* Problem requirements
The records below are to be quoted in full; please keep every word exact.

*** Block opens ***

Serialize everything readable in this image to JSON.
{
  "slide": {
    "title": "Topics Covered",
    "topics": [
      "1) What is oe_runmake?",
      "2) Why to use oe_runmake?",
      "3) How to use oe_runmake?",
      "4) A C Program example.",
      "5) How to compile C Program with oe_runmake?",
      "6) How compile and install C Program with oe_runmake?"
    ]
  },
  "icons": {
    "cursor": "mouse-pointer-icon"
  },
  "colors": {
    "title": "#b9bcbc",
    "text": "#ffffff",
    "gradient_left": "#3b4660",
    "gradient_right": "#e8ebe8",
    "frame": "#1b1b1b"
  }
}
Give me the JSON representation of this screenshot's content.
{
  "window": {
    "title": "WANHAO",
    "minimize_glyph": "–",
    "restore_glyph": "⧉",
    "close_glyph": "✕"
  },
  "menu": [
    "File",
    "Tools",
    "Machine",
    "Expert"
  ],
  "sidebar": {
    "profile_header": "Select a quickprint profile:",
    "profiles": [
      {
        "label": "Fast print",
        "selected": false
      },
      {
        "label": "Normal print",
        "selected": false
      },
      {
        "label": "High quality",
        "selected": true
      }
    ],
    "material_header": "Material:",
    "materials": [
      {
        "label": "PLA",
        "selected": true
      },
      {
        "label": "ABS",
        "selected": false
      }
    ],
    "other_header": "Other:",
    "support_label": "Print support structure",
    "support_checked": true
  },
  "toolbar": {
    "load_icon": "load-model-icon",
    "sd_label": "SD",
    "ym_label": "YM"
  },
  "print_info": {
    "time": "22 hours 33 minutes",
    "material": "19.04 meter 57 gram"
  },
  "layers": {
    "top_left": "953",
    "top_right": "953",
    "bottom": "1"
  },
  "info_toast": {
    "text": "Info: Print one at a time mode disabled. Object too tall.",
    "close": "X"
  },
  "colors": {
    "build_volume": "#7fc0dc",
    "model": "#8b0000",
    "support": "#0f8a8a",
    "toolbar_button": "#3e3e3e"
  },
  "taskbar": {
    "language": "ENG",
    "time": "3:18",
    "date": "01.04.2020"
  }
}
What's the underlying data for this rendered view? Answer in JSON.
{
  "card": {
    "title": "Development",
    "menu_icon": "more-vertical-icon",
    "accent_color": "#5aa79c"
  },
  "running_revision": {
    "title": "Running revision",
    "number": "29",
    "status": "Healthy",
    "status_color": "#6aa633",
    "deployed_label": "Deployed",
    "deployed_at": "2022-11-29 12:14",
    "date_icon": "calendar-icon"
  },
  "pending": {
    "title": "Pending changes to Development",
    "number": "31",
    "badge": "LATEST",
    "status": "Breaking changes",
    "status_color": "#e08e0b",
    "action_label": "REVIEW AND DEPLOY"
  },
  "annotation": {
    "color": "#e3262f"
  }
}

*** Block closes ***

* Your solution
Serialize everything readable in this image to JSON.
{
  "slide": {
    "title": "Topics Covered",
    "topics": [
      "1) What is oe_runmake?",
      "2) Why to use oe_runmake?",
      "3) How to use oe_runmake?",
      "4) A C Program example.",
      "5) How to compile C Program with oe_runmake?",
      "6) How compile and install C Program with oe_runmake?"
    ]
  },
  "icons": {
    "cursor": "mouse-pointer-icon"
  },
  "colors": {
    "title": "#b9bcbc",
    "text": "#ffffff",
    "gradient_left": "#3b4660",
    "gradient_right": "#e8ebe8",
    "frame": "#1b1b1b"
  }
}
Give me the JSON representation of this screenshot's content.
{
  "window": {
    "title": "WANHAO",
    "minimize_glyph": "–",
    "restore_glyph": "⧉",
    "close_glyph": "✕"
  },
  "menu": [
    "File",
    "Tools",
    "Machine",
    "Expert"
  ],
  "sidebar": {
    "profile_header": "Select a quickprint profile:",
    "profiles": [
      {
        "label": "Fast print",
        "selected": false
      },
      {
        "label": "Normal print",
        "selected": false
      },
      {
        "label": "High quality",
        "selected": true
      }
    ],
    "material_header": "Material:",
    "materials": [
      {
        "label": "PLA",
        "selected": true
      },
      {
        "label": "ABS",
        "selected": false
      }
    ],
    "other_header": "Other:",
    "support_label": "Print support structure",
    "support_checked": true
  },
  "toolbar": {
    "load_icon": "load-model-icon",
    "sd_label": "SD",
    "ym_label": "YM"
  },
  "print_info": {
    "time": "22 hours 33 minutes",
    "material": "19.04 meter 57 gram"
  },
  "layers": {
    "top_left": "953",
    "top_right": "953",
    "bottom": "1"
  },
  "info_toast": {
    "text": "Info: Print one at a time mode disabled. Object too tall.",
    "close": "X"
  },
  "colors": {
    "build_volume": "#7fc0dc",
    "model": "#8b0000",
    "support": "#0f8a8a",
    "toolbar_button": "#3e3e3e"
  },
  "taskbar": {
    "language": "ENG",
    "time": "3:18",
    "date": "01.04.2020"
  }
}
What's the underlying data for this rendered view? Answer in JSON.
{
  "card": {
    "title": "Development",
    "menu_icon": "more-vertical-icon",
    "accent_color": "#5aa79c"
  },
  "running_revision": {
    "title": "Running revision",
    "number": "29",
    "status": "Healthy",
    "status_color": "#6aa633",
    "deployed_label": "Deployed",
    "deployed_at": "2022-11-29 12:14",
    "date_icon": "calendar-icon"
  },
  "pending": {
    "title": "Pending changes to Development",
    "number": "31",
    "badge": "LATEST",
    "status": "Breaking changes",
    "status_color": "#e08e0b",
    "action_label": "REVIEW AND DEPLOY"
  },
  "annotation": {
    "color": "#e3262f"
  }
}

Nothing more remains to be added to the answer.